Your assignment => Exclude any images and output the remaining records exactly.

(Interface dataset entries)
■ ■ ■
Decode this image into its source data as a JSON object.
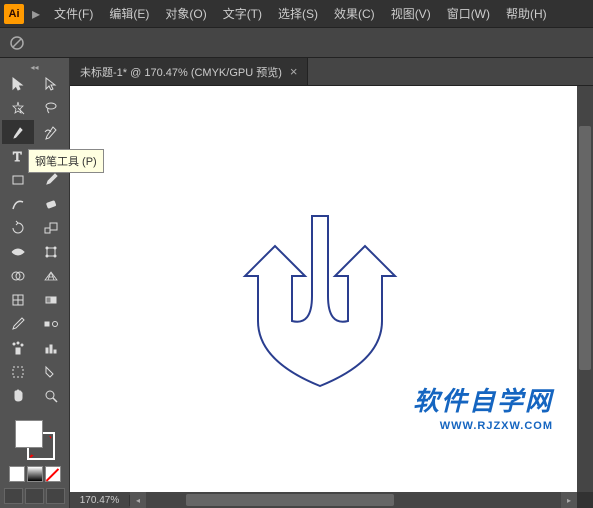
{
  "app": {
    "name": "Ai"
  },
  "menu": {
    "items": [
      "文件(F)",
      "编辑(E)",
      "对象(O)",
      "文字(T)",
      "选择(S)",
      "效果(C)",
      "视图(V)",
      "窗口(W)",
      "帮助(H)"
    ]
  },
  "document": {
    "tab_title": "未标题-1* @ 170.47% (CMYK/GPU 预览)",
    "zoom": "170.47%"
  },
  "tooltip": {
    "text": "钢笔工具 (P)"
  },
  "watermark": {
    "cn": "软件自学网",
    "url": "WWW.RJZXW.COM"
  },
  "tools": {
    "names": [
      "selection-tool",
      "direct-selection-tool",
      "magic-wand-tool",
      "lasso-tool",
      "pen-tool",
      "curvature-tool",
      "type-tool",
      "line-segment-tool",
      "rectangle-tool",
      "paintbrush-tool",
      "shaper-tool",
      "eraser-tool",
      "rotate-tool",
      "scale-tool",
      "width-tool",
      "free-transform-tool",
      "shape-builder-tool",
      "perspective-grid-tool",
      "mesh-tool",
      "gradient-tool",
      "eyedropper-tool",
      "blend-tool",
      "symbol-sprayer-tool",
      "column-graph-tool",
      "artboard-tool",
      "slice-tool",
      "hand-tool",
      "zoom-tool"
    ]
  },
  "colors": {
    "fill": "#ffffff",
    "stroke": "none"
  }
}
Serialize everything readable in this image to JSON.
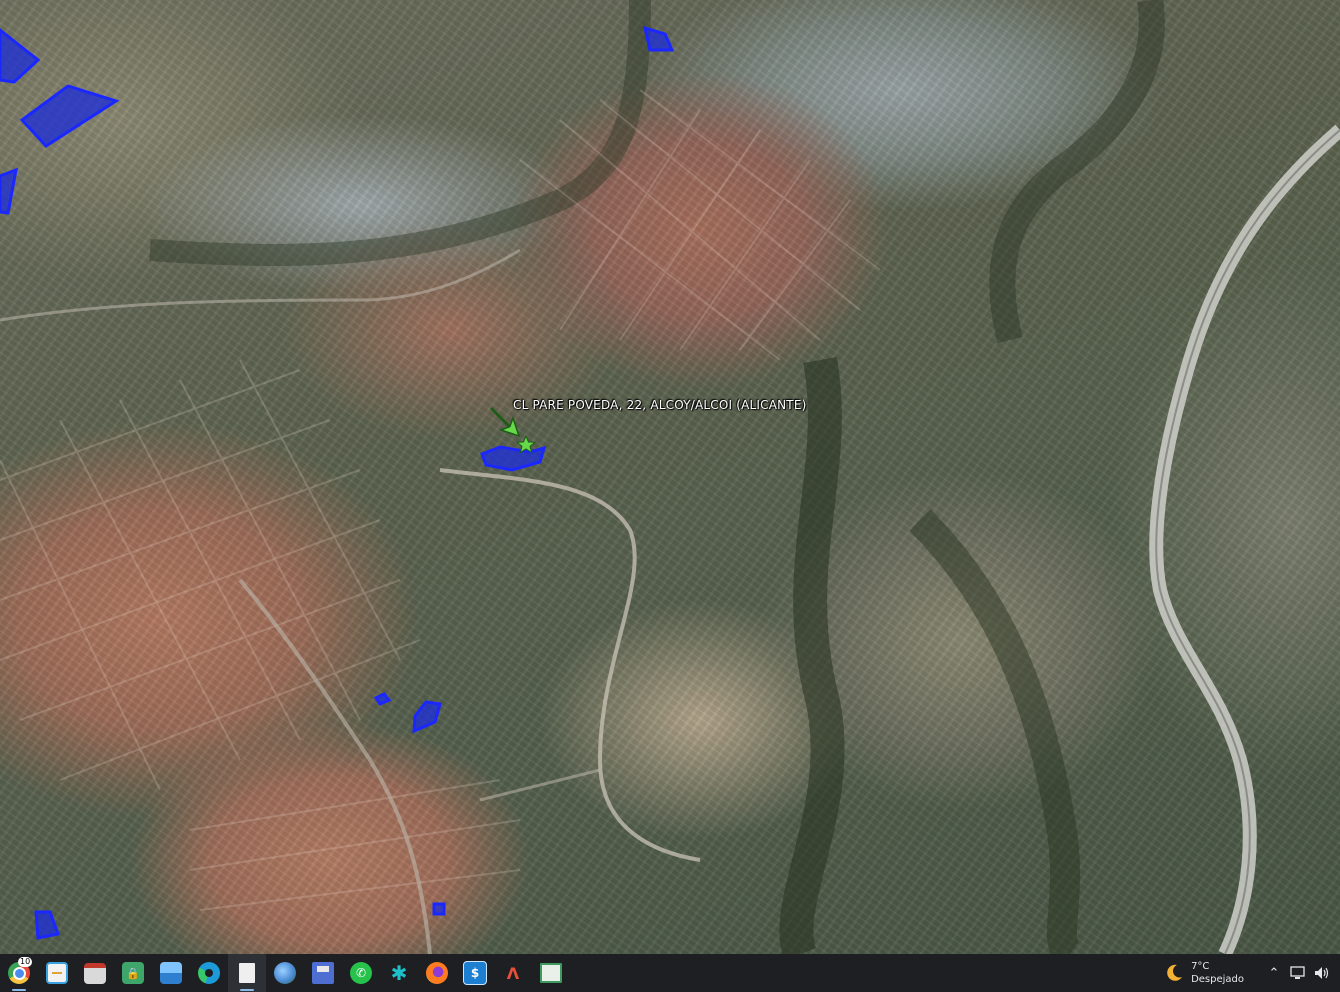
{
  "map": {
    "placemark_label": "CL PARE POVEDA, 22, ALCOY/ALCOI (ALICANTE)",
    "parcel_color": "#1f2fd6",
    "placemark_color": "#66d84a"
  },
  "taskbar": {
    "apps": [
      {
        "name": "chrome",
        "badge": "10",
        "color": "#e7483b"
      },
      {
        "name": "notes",
        "badge": "",
        "color": "#3aa1e0"
      },
      {
        "name": "window",
        "badge": "",
        "color": "#5a7fb0"
      },
      {
        "name": "lock-folder",
        "badge": "",
        "color": "#3fa66b"
      },
      {
        "name": "photos",
        "badge": "",
        "color": "#2f7fd0"
      },
      {
        "name": "edge",
        "badge": "",
        "color": "#1d9ad8"
      },
      {
        "name": "document",
        "badge": "",
        "color": "#e9e9e9"
      },
      {
        "name": "google-earth",
        "badge": "",
        "color": "#4c8bd6"
      },
      {
        "name": "save",
        "badge": "",
        "color": "#4e6ed1"
      },
      {
        "name": "whatsapp",
        "badge": "",
        "color": "#27c24c"
      },
      {
        "name": "spiral",
        "badge": "",
        "color": "#1ec0c9"
      },
      {
        "name": "firefox",
        "badge": "",
        "color": "#ff7b1f"
      },
      {
        "name": "dollar-app",
        "badge": "",
        "color": "#1c7fd1"
      },
      {
        "name": "arrow-app",
        "badge": "",
        "color": "#2a3a8f"
      },
      {
        "name": "presentation",
        "badge": "",
        "color": "#3e9a5e"
      }
    ],
    "weather": {
      "temp": "7°C",
      "condition": "Despejado"
    }
  }
}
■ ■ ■
Result below =>
Decode this image into its source data as a JSON object.
{
  "app": {
    "name": "Ai"
  },
  "menu": {
    "items": [
      "文件(F)",
      "编辑(E)",
      "对象(O)",
      "文字(T)",
      "选择(S)",
      "效果(C)",
      "视图(V)",
      "窗口(W)",
      "帮助(H)"
    ]
  },
  "document": {
    "tab_title": "未标题-1* @ 170.47% (CMYK/GPU 预览)",
    "zoom": "170.47%"
  },
  "tooltip": {
    "text": "钢笔工具 (P)"
  },
  "watermark": {
    "cn": "软件自学网",
    "url": "WWW.RJZXW.COM"
  },
  "tools": {
    "names": [
      "selection-tool",
      "direct-selection-tool",
      "magic-wand-tool",
      "lasso-tool",
      "pen-tool",
      "curvature-tool",
      "type-tool",
      "line-segment-tool",
      "rectangle-tool",
      "paintbrush-tool",
      "shaper-tool",
      "eraser-tool",
      "rotate-tool",
      "scale-tool",
      "width-tool",
      "free-transform-tool",
      "shape-builder-tool",
      "perspective-grid-tool",
      "mesh-tool",
      "gradient-tool",
      "eyedropper-tool",
      "blend-tool",
      "symbol-sprayer-tool",
      "column-graph-tool",
      "artboard-tool",
      "slice-tool",
      "hand-tool",
      "zoom-tool"
    ]
  },
  "colors": {
    "fill": "#ffffff",
    "stroke": "none"
  }
}
Serialize everything readable in this image to JSON.
{
  "map": {
    "placemark_label": "CL PARE POVEDA, 22, ALCOY/ALCOI (ALICANTE)",
    "parcel_color": "#1f2fd6",
    "placemark_color": "#66d84a"
  },
  "taskbar": {
    "apps": [
      {
        "name": "chrome",
        "badge": "10",
        "color": "#e7483b"
      },
      {
        "name": "notes",
        "badge": "",
        "color": "#3aa1e0"
      },
      {
        "name": "window",
        "badge": "",
        "color": "#5a7fb0"
      },
      {
        "name": "lock-folder",
        "badge": "",
        "color": "#3fa66b"
      },
      {
        "name": "photos",
        "badge": "",
        "color": "#2f7fd0"
      },
      {
        "name": "edge",
        "badge": "",
        "color": "#1d9ad8"
      },
      {
        "name": "document",
        "badge": "",
        "color": "#e9e9e9"
      },
      {
        "name": "google-earth",
        "badge": "",
        "color": "#4c8bd6"
      },
      {
        "name": "save",
        "badge": "",
        "color": "#4e6ed1"
      },
      {
        "name": "whatsapp",
        "badge": "",
        "color": "#27c24c"
      },
      {
        "name": "spiral",
        "badge": "",
        "color": "#1ec0c9"
      },
      {
        "name": "firefox",
        "badge": "",
        "color": "#ff7b1f"
      },
      {
        "name": "dollar-app",
        "badge": "",
        "color": "#1c7fd1"
      },
      {
        "name": "arrow-app",
        "badge": "",
        "color": "#2a3a8f"
      },
      {
        "name": "presentation",
        "badge": "",
        "color": "#3e9a5e"
      }
    ],
    "weather": {
      "temp": "7°C",
      "condition": "Despejado"
    }
  }
}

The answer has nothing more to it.